GBA Logo horizontal Facebook LinkedIn Email Pinterest Twitter X Instagram YouTube Icon Navigation Search Icon Main Search Icon Video Play Icon Plus Icon Minus Icon Picture icon Hamburger Icon Close Icon Sorted

Community and Q&A

Best system for foundation waterproofing and insulating

MJDesigns | Posted in Energy Efficiency and Durability on

Local contractors in central OH (zone 5) are either applying a product such as Delta MS (dimpled mat) outside of the poured wall foundation for waterproofing and then applying blanket insulation on the inside of the wall in the basement … their thought being that once wet, the R-value of an exterior insulating product is severely reduced. Others are applying a damp proofing membrane such as Tremco Tuff-N-Dri to the exterior of the poured wall foundation followed by Tremco’s Warm-N-Dri 2 3/8″ R-10 foundation board (rigid fiberglass product). Which is the better method? Positioning the insulation to the exterior or the interior? If exterior, is fiberboard a better option than using EPS or XPS foam board … I read somewhere that it’s a better option as it provides for a drainage plane as compared to the rigid foam boards. Please advise. Thanks!

GBA Prime

Join the leading community of building science experts

Become a GBA Prime member and get instant access to the latest developments in green building, research, and reports from the field.


  1. jklingel | | #1

    Besides searching here, you may want to read "Understanding Vapour Permeance and Condensation in Wall Assemblies : Volume 1: Main Report", written by the Canada Mortgage and Housing Corp and "Performing Basement Systems, Part 2....", written by the National Research Council Canada.

  2. GBA Editor
    Martin Holladay | | #2

    Either way can work fine; there is no definitive answer to this question.

    To me, the most relevant factors are:
    1. What is the R-value of the installed insulation? Of course, the higher the R-value, the better.

    2. If there is exterior insulation, is there a good plan for protecting the above-grade insulation from physical abuse and ultraviolet light?

  3. user-967937 | | #3

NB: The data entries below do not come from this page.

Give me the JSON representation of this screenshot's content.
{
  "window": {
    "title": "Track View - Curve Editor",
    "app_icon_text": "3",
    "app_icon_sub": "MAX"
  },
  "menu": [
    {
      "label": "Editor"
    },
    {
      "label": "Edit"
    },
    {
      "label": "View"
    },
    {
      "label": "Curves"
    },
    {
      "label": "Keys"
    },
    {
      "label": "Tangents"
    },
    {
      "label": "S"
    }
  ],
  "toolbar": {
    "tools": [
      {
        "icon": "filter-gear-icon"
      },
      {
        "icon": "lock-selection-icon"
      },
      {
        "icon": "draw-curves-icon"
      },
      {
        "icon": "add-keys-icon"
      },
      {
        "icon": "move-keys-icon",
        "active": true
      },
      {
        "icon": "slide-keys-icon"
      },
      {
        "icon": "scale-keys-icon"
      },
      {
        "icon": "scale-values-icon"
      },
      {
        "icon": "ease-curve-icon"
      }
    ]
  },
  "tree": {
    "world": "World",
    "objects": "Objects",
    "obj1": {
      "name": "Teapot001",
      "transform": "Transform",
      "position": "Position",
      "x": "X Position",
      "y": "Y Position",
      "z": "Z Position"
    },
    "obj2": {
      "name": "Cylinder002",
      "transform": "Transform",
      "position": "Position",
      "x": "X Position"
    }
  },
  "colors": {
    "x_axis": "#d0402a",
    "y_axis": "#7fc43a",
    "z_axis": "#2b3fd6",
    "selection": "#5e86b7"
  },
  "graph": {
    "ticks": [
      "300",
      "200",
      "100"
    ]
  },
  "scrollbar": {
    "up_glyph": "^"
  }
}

    I appreciate the simplicity of your answer Martin…as I plan the details of the foundation for our new home, the options and opinions can seem overwhelming at times.

    We’re also in a zone 5 and was planning a conditioned crawl space built with ICF’s., the rest of the house will be SIP’s. As I get closer to building though, I’m leaning more toward a simple stem wall design with a proven waterproofing detail on the exterior and 4” of rigid foam on the interior. The interior will be detailed for the most part as if I used the ICF’s but I’ll be able to finish the exterior of the foundation and framing on a single plane and remove the issues you mentioned above…I also figured we can save over $2k in ICF's which can be better used else ware.

    In keeping on with the original question, I’ve used liquid WRB for years on commercial buildings with great results and would like to use this on my SIP house. Is there any reason not to run the foundation waterproofing up the sheathing enough so it can be overlapped with the WRB for an air-tight (or close) seal?

    Thanks all!

  4. GBA Editor
    Martin Holladay | | #4

    Q. "Is there any reason not to run the foundation waterproofing up the sheathing enough so it can be overlapped with the WRB for an air-tight (or close) seal?"

    A. It depends on what you mean by "foundation waterproofing," as well as the width of the overlap and the details of your above-grade wall.

    Some walls are designed to dry to the exterior. Such walls shouldn't be covered with a vapor-impermeable membrane; 4 inches or so probably won't hurt, but 3 feet might.

Log in or create an account to post an answer.


Recent Questions and Replies

  • |
  • |
  • |
  • |